* _Work to be completed_
Return a copy of every line in the data below that contains "JSON".

* _Information_
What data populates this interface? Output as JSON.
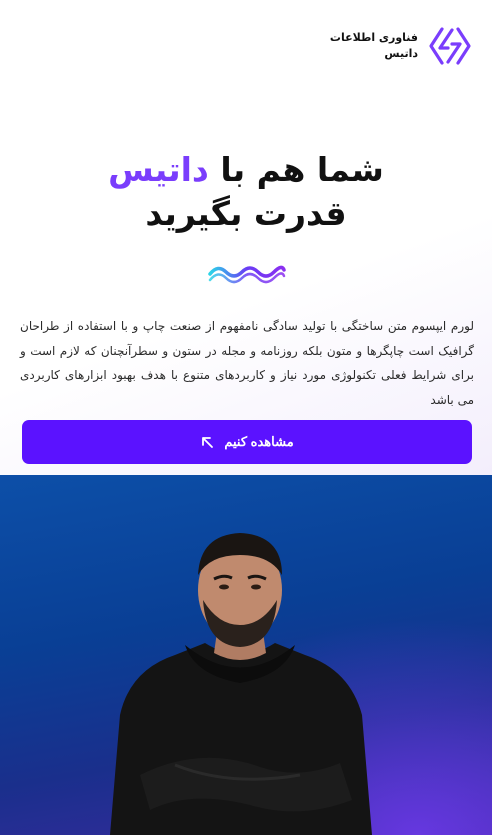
{
  "header": {
    "brand_line1": "فناوری اطلاعات",
    "brand_line2": "داتیس",
    "logo_icon": "datis-logo-icon",
    "accent_color": "#7a3dfc"
  },
  "hero": {
    "title_part1": "شما هم با",
    "title_accent": "داتیس",
    "title_line2": "قدرت بگیرید",
    "description": "لورم ایپسوم متن ساختگی با تولید سادگی نامفهوم از صنعت چاپ و با استفاده از طراحان گرافیک است چاپگرها و متون بلکه روزنامه و مجله در ستون و سطرآنچنان که لازم است و برای شرایط فعلی تکنولوژی مورد نیاز و کاربردهای متنوع با هدف بهبود ابزارهای کاربردی می باشد",
    "cta_label": "مشاهده کنیم",
    "cta_icon": "arrow-up-left-icon",
    "cta_color": "#5b12ff"
  },
  "photo": {
    "alt": "person-photo",
    "bg_color": "#0d4fa8"
  }
}
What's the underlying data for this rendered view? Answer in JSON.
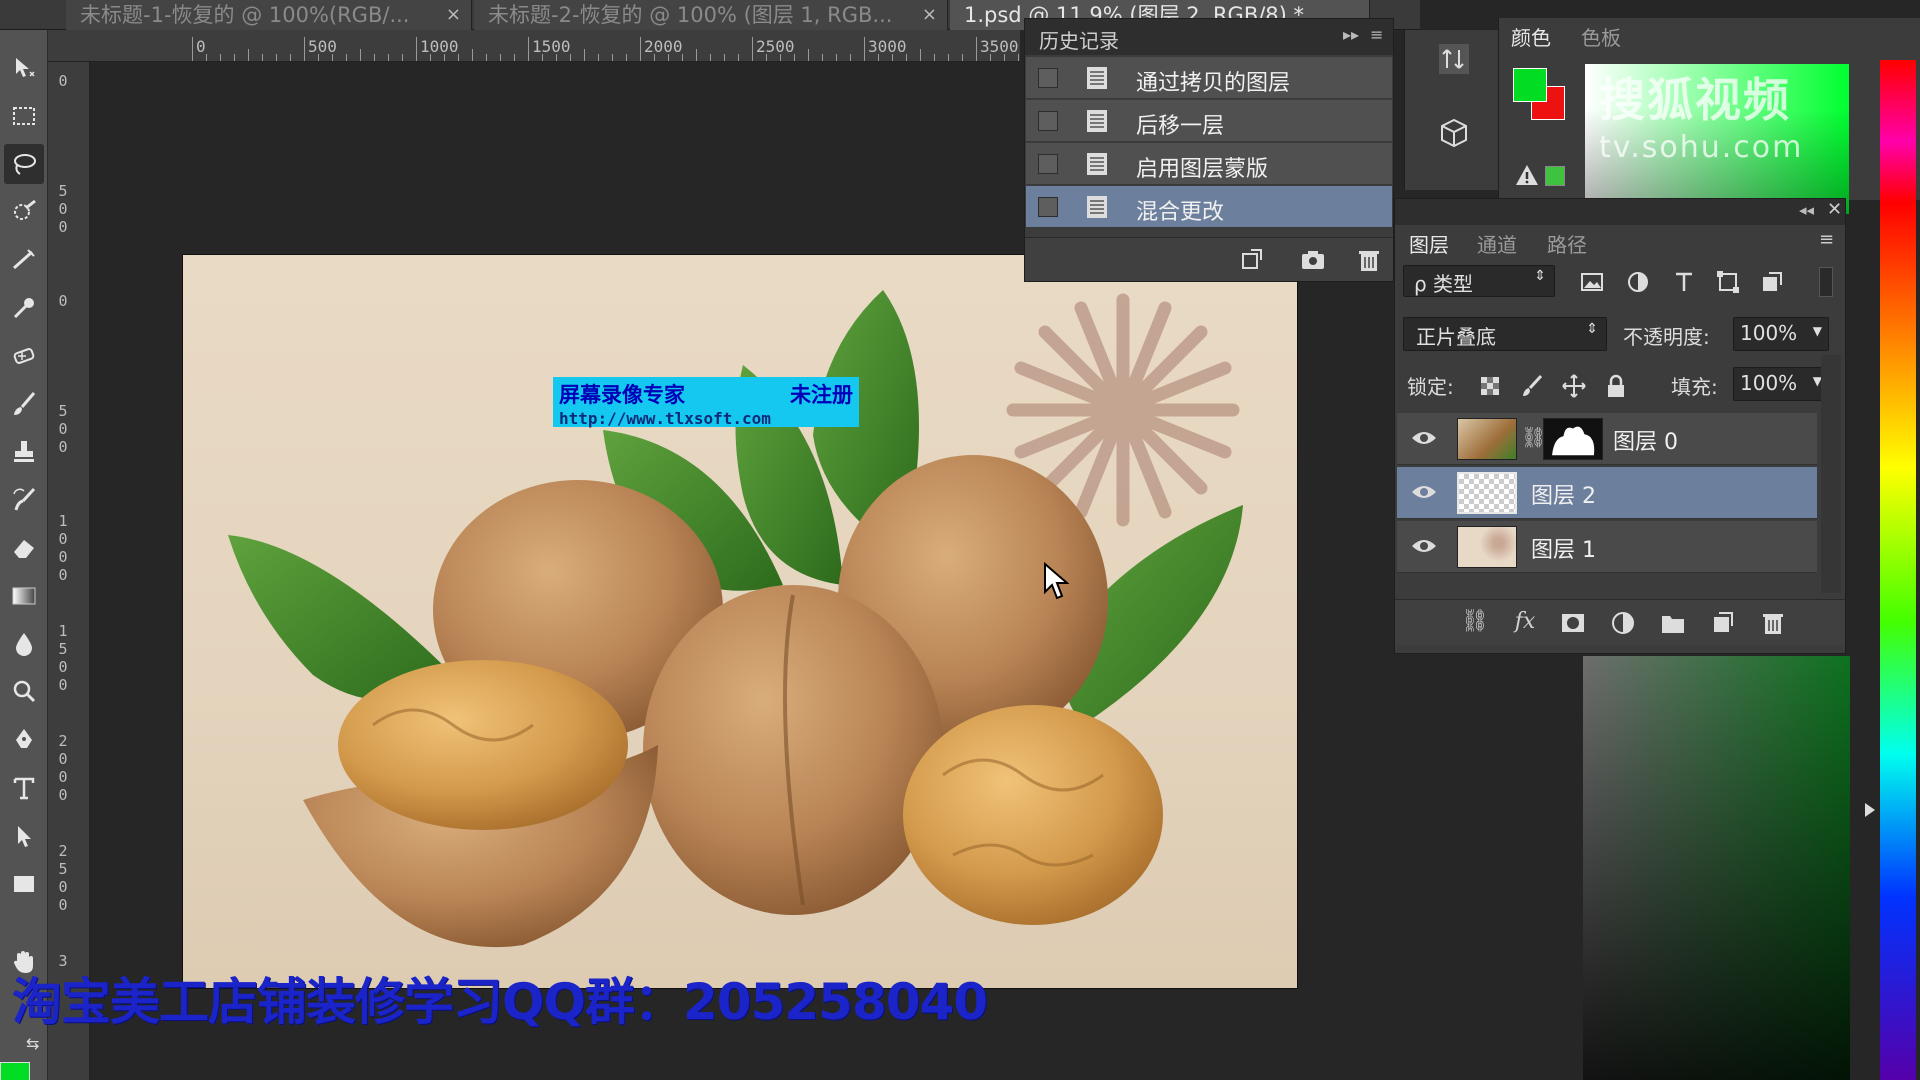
{
  "tabs": [
    {
      "label": "未标题-1-恢复的 @ 100%(RGB/...",
      "close": "×",
      "active": false
    },
    {
      "label": "未标题-2-恢复的 @ 100% (图层 1, RGB...",
      "close": "×",
      "active": false
    },
    {
      "label": "1.psd @ 11.9% (图层 2, RGB/8) *",
      "close": "×",
      "active": true
    }
  ],
  "ruler": {
    "h_labels": [
      "0",
      "500",
      "1000",
      "1500",
      "2000",
      "2500",
      "3000",
      "3500"
    ],
    "v_labels": [
      "0",
      "500",
      "0",
      "500",
      "1000",
      "1500",
      "2000",
      "2500",
      "3"
    ]
  },
  "canvas": {
    "watermark_line1_left": "屏幕录像专家",
    "watermark_line1_right": "未注册",
    "watermark_line2": "http://www.tlxsoft.com"
  },
  "overlay_text": "淘宝美工店铺装修学习QQ群：205258040",
  "history": {
    "title": "历史记录",
    "items": [
      {
        "label": "通过拷贝的图层",
        "selected": false
      },
      {
        "label": "后移一层",
        "selected": false
      },
      {
        "label": "启用图层蒙版",
        "selected": false
      },
      {
        "label": "混合更改",
        "selected": true
      }
    ]
  },
  "color_panel": {
    "tabs": [
      "颜色",
      "色板"
    ],
    "foreground": "#00dd22",
    "background": "#ee1111",
    "watermark_line1": "搜狐视频",
    "watermark_line2": "tv.sohu.com"
  },
  "layers_panel": {
    "tabs": [
      "图层",
      "通道",
      "路径"
    ],
    "filter_label": "ρ 类型",
    "blend_mode": "正片叠底",
    "opacity_label": "不透明度:",
    "opacity_value": "100%",
    "lock_label": "锁定:",
    "fill_label": "填充:",
    "fill_value": "100%",
    "layers": [
      {
        "name": "图层 0",
        "visible": true,
        "has_mask": true,
        "selected": false
      },
      {
        "name": "图层 2",
        "visible": true,
        "has_mask": false,
        "selected": true
      },
      {
        "name": "图层 1",
        "visible": true,
        "has_mask": false,
        "selected": false
      }
    ]
  },
  "icons": [
    "move-icon",
    "marquee-icon",
    "lasso-icon",
    "quick-select-icon",
    "crop-icon",
    "eyedropper-icon",
    "heal-icon",
    "brush-icon",
    "stamp-icon",
    "history-brush-icon",
    "eraser-icon",
    "gradient-icon",
    "blur-icon",
    "dodge-icon",
    "pen-icon",
    "type-icon",
    "path-select-icon",
    "shape-icon",
    "hand-icon"
  ]
}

* _Problem solution_
What data populates this interface? Output as JSON.
What's the underlying data for this rendered view? Answer in JSON.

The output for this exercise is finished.